TASK TO COMPLETE ▸ In the material below, find each line that contains the word "Modern" and copy it.

------------------------------

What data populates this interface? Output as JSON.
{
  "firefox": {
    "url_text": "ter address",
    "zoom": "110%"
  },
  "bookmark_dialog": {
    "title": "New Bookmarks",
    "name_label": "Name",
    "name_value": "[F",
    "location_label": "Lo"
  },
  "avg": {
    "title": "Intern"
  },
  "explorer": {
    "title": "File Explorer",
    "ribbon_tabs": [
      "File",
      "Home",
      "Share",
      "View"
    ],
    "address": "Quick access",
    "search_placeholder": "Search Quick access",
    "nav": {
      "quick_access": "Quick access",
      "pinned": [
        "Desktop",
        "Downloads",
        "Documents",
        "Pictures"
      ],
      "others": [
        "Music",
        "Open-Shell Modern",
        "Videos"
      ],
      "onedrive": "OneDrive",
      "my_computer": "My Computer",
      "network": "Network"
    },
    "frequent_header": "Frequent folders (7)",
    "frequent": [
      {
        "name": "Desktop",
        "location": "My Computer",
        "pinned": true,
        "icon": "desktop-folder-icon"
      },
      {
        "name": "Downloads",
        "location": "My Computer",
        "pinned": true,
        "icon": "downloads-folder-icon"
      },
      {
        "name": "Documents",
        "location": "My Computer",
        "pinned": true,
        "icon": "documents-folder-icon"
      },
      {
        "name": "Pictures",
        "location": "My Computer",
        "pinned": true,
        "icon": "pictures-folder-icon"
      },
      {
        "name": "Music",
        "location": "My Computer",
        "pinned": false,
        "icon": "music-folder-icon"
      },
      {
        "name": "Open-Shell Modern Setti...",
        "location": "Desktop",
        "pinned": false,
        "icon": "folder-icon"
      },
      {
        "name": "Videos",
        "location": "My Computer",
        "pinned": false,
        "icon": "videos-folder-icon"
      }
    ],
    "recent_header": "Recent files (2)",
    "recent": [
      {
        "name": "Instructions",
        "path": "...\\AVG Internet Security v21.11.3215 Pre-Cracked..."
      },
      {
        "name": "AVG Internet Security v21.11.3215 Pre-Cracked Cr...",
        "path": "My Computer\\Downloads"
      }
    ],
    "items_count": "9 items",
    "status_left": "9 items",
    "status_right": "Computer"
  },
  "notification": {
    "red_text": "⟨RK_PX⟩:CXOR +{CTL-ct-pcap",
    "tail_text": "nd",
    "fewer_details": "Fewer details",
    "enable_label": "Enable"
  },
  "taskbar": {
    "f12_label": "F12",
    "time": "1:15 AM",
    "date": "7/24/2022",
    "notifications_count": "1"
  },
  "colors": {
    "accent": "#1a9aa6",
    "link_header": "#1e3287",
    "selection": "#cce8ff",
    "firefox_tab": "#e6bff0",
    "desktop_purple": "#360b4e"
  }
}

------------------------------

COMPLETED TASK ▸
        "Open-Shell Modern",
        "name": "Open-Shell Modern Setti...",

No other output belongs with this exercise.